The essence of skiing: Where Family always comes first.
If you didn’t know better, it would be easy to drive right by Snow Valley and have no idea it was there. Standing a mere 85 metres, The Valley—as she’s affectionately called—is hardly a monument to vertical. Nevertheless, the saying “Good things come in small packages” is an understatement for this Ontario gem.
Snow Valley was founded in 1952 by the Triple ‘S’ ski club (for Skiing with Safety and Sociability). Although they hid behind the guise of personal well-being and development, prominent member Nick Demy was known to blow stumps out of the ground with dynamite. Pictures of a 19-year old shirtless Nick, dynamite stuffed in the back pockets of his jeans, attest to his pioneering methods, devotion to the sport and commitment to the club’s mantra.
Triple S ultimately morphed into Snow Valley when it was purchased by Olympic ski racer and jumper, Hans Eder. The Eder family ran the hill for 25 years, installing T-bars, chairlifts, night skiing, snowmaking and two huge central wood-burning fireplaces with metal hoods that were—and remain—focal points of a funky pine-paneled chalet.
In 1987 Hans sold out to a group of Barrie businessmen who hired Rob Butler, Canada’s top TV ski-tip pro, as general manager. This proved a highly strategic move: with instruction at its heart, Snow Valley blossomed under its mission to be the best place to learn to ski or board in Canada, endlessly promoting “Great Family Fun.” It was the first resort in Canada to get a Magic Carpet and has since added the longest one, too. It followed with the first Six-pack Chairlift with a carpet entrance lane; an instructor teaching five four-year-olds could fit all of them onto one chair without any assistance. The resort lowered all their toilet seats, organized Christmas dinners, built a tubing hill, donated its instructors to various volunteer teaching programs and on every Sunday in March, sold a one-hour lesson, lift ticket and full rental in the Discover Skiing program for a whopping $9.95 (a further $10 was added if you wanted to snowboard; these days the program is still only $15.95!). An average Discover day often saw over 900 packages sold. Hundreds of families, mostly from low-income backgrounds, were able to take part in a full day of fresh-air activity that encouraged fitness, leadership, participation and problem solving, all for less than a single day ticket to Whistler Blackcomb. Skiing may be a rich man’s sport but Snow Valley aimed to open it up for everyone.
More innovation followed: the first Pipe Dragon ever built to create friendly, two-metre walls, two hour lift tickets, and $5 passes for 50 year-olds. The Valley also nurtured some world-class talent with numerous National Team racers getting their start here as well as hot young freeski phenom, Jamieson Irvine.

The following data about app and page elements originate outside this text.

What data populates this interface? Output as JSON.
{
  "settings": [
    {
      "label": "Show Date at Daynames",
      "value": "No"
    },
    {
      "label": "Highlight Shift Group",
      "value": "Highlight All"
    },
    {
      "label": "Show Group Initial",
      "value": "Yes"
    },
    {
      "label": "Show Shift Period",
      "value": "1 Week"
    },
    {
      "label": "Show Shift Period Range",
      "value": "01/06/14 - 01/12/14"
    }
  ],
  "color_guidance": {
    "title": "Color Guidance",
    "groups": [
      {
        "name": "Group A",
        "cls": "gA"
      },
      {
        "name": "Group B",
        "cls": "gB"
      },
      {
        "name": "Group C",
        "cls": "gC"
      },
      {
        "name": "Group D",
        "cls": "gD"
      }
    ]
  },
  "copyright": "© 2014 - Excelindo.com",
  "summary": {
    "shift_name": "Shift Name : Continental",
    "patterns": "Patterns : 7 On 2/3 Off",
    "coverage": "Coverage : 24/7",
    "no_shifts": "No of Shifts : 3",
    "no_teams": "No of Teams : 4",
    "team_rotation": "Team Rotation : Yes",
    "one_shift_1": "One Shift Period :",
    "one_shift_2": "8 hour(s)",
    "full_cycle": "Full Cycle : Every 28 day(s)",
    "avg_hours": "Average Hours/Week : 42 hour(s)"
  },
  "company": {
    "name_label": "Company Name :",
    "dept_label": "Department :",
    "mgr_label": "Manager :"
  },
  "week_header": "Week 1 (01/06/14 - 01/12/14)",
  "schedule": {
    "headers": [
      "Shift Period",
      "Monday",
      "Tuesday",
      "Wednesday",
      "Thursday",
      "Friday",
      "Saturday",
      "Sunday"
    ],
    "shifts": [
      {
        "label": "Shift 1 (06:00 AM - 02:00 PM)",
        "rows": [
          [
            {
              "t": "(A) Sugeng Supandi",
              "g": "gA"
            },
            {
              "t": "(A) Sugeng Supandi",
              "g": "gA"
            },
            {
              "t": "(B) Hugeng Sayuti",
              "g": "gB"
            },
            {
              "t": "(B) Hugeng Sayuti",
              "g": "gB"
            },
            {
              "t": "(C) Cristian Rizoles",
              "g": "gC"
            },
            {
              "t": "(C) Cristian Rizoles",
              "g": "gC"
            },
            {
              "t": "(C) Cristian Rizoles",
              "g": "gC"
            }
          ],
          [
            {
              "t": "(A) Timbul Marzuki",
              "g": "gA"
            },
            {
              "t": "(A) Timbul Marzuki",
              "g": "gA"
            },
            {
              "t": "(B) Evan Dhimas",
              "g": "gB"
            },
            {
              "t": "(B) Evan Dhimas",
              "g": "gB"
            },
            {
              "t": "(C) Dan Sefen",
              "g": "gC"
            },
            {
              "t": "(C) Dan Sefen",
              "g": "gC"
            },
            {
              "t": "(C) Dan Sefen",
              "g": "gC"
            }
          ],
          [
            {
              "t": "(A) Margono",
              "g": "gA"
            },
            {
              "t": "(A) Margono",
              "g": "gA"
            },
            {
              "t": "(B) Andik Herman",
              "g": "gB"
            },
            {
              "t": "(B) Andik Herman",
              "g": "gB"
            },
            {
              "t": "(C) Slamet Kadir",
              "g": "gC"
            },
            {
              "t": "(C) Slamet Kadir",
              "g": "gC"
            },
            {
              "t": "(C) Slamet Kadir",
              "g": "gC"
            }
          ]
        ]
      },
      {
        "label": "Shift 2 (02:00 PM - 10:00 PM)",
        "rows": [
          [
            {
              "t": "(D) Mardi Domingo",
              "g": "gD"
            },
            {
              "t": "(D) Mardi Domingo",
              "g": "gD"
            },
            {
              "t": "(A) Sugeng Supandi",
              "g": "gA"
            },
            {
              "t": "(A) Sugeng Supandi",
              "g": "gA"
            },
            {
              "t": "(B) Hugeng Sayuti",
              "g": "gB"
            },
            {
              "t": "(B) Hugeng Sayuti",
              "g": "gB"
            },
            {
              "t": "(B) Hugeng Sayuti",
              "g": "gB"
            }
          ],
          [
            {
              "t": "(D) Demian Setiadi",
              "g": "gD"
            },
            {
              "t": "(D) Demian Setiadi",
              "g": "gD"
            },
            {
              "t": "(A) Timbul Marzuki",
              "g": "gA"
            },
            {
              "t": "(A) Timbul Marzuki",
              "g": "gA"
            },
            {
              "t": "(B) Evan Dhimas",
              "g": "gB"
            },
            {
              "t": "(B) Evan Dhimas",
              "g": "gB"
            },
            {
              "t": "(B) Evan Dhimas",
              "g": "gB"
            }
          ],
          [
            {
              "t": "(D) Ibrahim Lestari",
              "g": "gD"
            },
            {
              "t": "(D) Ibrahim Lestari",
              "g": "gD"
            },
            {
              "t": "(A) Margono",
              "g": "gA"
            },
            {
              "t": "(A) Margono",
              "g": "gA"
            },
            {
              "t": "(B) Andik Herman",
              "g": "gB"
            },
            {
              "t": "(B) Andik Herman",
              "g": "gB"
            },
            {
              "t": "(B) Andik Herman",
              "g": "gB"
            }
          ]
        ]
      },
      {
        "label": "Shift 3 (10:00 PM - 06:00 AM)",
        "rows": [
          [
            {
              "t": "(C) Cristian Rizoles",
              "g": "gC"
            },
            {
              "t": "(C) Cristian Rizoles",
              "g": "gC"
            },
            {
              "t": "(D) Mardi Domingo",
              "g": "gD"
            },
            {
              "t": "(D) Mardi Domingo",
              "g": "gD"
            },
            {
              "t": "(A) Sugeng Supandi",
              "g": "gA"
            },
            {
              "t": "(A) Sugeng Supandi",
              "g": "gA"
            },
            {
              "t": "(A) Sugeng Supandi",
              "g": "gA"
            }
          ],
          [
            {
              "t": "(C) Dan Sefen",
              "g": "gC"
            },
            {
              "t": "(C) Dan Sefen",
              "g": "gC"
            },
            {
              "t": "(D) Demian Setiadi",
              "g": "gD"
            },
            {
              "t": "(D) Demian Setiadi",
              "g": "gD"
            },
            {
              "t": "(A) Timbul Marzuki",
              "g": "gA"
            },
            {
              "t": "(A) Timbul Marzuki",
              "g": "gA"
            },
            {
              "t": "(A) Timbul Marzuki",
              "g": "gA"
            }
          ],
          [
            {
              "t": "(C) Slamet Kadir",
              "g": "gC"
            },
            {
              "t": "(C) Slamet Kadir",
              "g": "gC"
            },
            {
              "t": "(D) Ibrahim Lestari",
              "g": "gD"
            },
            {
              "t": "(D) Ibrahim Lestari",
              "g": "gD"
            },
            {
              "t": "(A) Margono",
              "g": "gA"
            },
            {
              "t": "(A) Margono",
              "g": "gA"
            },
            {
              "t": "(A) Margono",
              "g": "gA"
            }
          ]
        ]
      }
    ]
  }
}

My father was the aforementioned Rob Butler, and at the tender age of only 20 months, I was tearing around The Valley on my skis. When I hit 14 I started to moan and whine to dad that Snow Valley wasn’t cool. I was at that crucial age where every aspect of life either adds or seriously detracts from your popularity. One by one, all of my friends changed allegiance to the bigger hills and I begged dad to make Snow Valley cooler by building bigger jumps and buying a new Pipe Dragon. But he refused, understanding Snow Valley’s purpose. With one of the largest ski schools in Ontario, they were there not to progress the sport, but to fertilize it; to keep it growing no matter what, teaching children of all backgrounds about the magic of physical fitness and winter fun.
Whistler has the vertical, Banff has the views and Quebec has the poutine, but Snow Valley has always had the essence of skiing. By making skiing accessible, affordable and undaunting, Snow Valley played a crucial role not just in my life, but in Canada’s ski profile for over 55 years.
Location: Barrie, Ont.
Vertical: 85 m
Terrain: 19 runs
Snowfall: 275 cm
Lifts: Three chairs, three handle tows, three carpets, two tube lifts